● **TASK BRIEF**
Your answer should be each line of the entries that contains the word "name", copied in full.

(Stored entries)
━━━━━━━━━━━━━━━━━━━━

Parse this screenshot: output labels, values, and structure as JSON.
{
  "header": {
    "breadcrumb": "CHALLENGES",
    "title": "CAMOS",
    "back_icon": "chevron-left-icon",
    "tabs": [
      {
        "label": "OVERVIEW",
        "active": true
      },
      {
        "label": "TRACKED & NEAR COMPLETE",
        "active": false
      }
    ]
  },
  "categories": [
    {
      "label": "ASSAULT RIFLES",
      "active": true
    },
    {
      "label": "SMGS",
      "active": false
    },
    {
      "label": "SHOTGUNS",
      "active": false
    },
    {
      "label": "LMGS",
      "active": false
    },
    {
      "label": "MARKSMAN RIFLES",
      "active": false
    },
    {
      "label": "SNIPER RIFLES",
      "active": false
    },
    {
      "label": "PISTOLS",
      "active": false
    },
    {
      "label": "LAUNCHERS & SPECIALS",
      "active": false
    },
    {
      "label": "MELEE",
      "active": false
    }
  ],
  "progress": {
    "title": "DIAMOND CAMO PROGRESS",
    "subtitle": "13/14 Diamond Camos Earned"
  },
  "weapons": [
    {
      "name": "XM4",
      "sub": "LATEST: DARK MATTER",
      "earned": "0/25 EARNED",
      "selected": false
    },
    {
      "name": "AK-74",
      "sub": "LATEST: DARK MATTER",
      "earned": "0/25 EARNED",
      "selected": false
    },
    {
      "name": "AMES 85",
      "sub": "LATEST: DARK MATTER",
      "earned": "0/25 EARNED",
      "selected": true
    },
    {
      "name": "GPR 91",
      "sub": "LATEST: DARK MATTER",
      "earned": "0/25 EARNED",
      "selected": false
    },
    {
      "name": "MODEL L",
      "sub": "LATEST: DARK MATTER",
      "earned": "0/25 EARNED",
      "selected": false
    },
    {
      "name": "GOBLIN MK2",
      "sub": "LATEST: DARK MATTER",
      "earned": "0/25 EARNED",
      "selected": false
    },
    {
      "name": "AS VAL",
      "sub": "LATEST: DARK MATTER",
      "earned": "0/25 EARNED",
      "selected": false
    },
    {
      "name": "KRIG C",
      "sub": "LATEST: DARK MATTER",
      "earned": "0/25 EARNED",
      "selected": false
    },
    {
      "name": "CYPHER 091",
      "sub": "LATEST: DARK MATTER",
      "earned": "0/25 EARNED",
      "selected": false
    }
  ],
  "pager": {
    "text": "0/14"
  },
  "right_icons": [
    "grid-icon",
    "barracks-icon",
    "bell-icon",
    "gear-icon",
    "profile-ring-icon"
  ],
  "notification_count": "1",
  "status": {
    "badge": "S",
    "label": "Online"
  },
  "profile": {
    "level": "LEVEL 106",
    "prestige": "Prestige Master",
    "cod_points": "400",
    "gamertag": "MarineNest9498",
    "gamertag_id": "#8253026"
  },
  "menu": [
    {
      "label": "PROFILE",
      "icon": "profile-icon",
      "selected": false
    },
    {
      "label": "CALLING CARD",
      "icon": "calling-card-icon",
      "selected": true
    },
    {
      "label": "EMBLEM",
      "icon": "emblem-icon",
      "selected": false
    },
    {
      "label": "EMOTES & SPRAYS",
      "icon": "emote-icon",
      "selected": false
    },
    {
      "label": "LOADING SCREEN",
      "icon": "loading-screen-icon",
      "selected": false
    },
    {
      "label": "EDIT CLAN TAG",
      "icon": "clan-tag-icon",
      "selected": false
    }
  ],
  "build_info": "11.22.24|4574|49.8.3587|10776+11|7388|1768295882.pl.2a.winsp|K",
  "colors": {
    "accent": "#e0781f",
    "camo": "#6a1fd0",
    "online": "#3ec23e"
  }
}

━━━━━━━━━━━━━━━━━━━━

● **SOLUTION**
      "name": "XM4",
      "name": "AK-74",
      "name": "AMES 85",
      "name": "GPR 91",
      "name": "MODEL L",
      "name": "GOBLIN MK2",
      "name": "AS VAL",
      "name": "KRIG C",
      "name": "CYPHER 091",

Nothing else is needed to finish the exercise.